At this point James Madison, a slaveholder from Virginia, weighed in. The most influential delegate, Madison argued that "the people at large" were "the fittest" to choose the president. But "one difficulty...of a serious nature" made election by the people impossible. Madison noted that the "right of suffrage was much more diffusive in the Northern than the Southern States; and the latter could have no influence in the election on the score of the Negroes." In order to guarantee that the nonvoting slaves could nevertheless influence the presidential election, Madison favored the creation of the electoral college. Hugh Williamson of North Carolina was more open about the reasons for southern opposition to election by popular vote. He noted that under a direct election of the president, Virginia would not be able to elect her leaders president because "her slaves will have no suffrage." The same of course would be true for the rest of the South.

Quickly the Convention followed the lead of Ellsworth, from a small state, and Madison and Williamson, from large states. The Convention tied presidential electors to representation in Congress. By this time the Convention had already agreed to count slaves for representation under the three-fifths compromise (counting five slaves as equal to three free people in order to increase the south's proportional representation in congress). Thus, in electing the president the political power of slaveowners (although obviously not the votes of slaves) would be factored into the electoral votes of each state.

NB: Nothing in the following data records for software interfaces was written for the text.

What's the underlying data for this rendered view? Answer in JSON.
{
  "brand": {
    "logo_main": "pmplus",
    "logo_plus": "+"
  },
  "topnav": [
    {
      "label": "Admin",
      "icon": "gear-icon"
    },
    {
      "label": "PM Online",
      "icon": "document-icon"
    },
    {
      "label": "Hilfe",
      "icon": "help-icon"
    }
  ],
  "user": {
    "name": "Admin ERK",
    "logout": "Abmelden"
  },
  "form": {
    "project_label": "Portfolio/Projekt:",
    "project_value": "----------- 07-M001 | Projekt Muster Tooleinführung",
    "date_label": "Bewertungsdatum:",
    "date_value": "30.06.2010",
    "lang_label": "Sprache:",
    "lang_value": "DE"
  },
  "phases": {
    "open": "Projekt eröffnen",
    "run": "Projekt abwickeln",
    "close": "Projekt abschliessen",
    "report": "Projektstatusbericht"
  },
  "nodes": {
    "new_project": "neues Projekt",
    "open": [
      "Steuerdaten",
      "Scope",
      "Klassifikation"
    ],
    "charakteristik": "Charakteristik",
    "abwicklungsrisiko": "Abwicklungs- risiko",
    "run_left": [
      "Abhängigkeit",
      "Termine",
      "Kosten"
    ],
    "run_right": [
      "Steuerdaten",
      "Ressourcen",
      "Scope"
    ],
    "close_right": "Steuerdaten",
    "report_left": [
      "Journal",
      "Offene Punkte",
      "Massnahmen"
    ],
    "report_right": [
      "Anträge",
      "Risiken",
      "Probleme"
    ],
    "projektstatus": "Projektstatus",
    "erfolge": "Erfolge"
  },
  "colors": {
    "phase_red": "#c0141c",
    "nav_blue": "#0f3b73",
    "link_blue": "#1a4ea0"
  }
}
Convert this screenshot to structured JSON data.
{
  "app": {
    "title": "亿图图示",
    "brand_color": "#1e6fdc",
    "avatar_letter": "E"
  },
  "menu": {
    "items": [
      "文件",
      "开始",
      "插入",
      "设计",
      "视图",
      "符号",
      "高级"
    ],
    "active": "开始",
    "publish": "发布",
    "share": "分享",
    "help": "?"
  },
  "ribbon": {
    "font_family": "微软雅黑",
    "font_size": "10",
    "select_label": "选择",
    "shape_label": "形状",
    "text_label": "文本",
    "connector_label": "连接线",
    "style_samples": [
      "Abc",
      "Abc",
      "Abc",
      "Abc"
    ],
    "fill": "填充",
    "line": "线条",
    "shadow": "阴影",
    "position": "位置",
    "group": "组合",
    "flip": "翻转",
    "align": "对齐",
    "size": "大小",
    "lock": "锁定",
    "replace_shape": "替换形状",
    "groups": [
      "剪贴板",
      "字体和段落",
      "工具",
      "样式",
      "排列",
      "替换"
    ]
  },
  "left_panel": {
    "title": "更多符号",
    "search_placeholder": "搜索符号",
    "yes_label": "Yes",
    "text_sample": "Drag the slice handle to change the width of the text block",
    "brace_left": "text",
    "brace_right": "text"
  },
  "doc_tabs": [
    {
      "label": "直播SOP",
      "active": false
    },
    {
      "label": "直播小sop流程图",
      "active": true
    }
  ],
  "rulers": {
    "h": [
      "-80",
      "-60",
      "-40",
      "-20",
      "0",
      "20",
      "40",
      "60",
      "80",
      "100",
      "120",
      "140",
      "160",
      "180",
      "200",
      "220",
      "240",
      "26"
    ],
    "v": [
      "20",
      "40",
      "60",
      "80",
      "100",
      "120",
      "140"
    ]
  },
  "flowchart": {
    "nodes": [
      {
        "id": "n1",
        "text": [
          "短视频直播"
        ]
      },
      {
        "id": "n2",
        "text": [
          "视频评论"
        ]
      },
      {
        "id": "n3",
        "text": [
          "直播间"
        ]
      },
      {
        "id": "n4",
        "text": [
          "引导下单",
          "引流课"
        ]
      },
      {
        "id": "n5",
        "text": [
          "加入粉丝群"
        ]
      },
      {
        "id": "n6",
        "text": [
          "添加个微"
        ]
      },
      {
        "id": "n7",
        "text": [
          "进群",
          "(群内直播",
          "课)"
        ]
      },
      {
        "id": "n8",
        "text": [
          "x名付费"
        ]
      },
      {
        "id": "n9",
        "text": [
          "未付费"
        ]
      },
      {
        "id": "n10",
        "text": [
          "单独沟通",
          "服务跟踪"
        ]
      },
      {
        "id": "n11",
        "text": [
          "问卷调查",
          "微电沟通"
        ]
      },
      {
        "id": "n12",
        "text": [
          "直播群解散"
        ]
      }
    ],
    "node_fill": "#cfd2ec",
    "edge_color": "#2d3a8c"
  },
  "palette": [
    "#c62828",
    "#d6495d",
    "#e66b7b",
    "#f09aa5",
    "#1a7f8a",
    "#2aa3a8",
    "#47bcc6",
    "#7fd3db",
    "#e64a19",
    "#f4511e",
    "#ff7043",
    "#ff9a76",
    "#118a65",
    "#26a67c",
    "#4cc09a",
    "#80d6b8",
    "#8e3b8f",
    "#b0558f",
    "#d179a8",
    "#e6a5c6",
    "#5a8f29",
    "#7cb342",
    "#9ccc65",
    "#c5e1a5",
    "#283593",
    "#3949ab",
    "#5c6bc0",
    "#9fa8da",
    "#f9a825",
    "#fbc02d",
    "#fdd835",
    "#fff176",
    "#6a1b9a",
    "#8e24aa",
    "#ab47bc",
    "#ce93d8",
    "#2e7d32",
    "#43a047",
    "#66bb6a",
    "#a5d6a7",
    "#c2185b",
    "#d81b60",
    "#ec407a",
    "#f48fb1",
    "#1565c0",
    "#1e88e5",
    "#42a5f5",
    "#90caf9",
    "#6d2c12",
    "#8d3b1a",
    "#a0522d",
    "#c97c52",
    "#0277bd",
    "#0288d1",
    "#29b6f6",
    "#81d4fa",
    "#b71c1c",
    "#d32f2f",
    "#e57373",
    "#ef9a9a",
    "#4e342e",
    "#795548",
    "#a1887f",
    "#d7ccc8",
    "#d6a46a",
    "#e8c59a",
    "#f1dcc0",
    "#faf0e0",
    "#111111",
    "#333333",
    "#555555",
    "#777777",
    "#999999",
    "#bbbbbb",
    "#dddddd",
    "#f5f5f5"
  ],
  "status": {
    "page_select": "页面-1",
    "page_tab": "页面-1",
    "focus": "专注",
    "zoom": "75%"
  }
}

The truth of Williamson's observation becomes clear when we examine the election of 1800 between John Adams who never owned a slave and Thomas Jefferson who owned about 200 at the time. The election was very close, with Jefferson getting 73 electoral votes and Adams 65. Jefferson's strength was in the South, which provided 53 of his electoral votes. If Jefferson had received no electoral votes based on counting slaves under the 3/5ths clause, John Adams would have won the election.

Over one hundred and thirty-five years ago the United States rid itself of slavery. Perhaps it is now time to rid ourselves of the last constitutional vestige of the peculiar institution: the electoral college. After all, it is surely the most peculiar aspect of our political system. And, as election 2000 shows, it does not seem to be working very well. Now that slavery is no longer an issue, perhaps it is time to reexamine James Madison's original statement, "The people at large" are "the fittest" to choose the president, because "The people generally could only know & vote for some Citizen whose merits had rendered him an object of general attention & esteem." Perhaps it is time to heed Madison's advice.

November 30, 2000

Paul Finkelman is the Chapman Distinguished Professor of Law at The University of Tulsa College of Law. He received in Ph.D. in U.S. history from the University of Chicago before serving as a fellow in law and humanities at Harvard Law School. He welcomes comments at JURIST@law.pitt.edu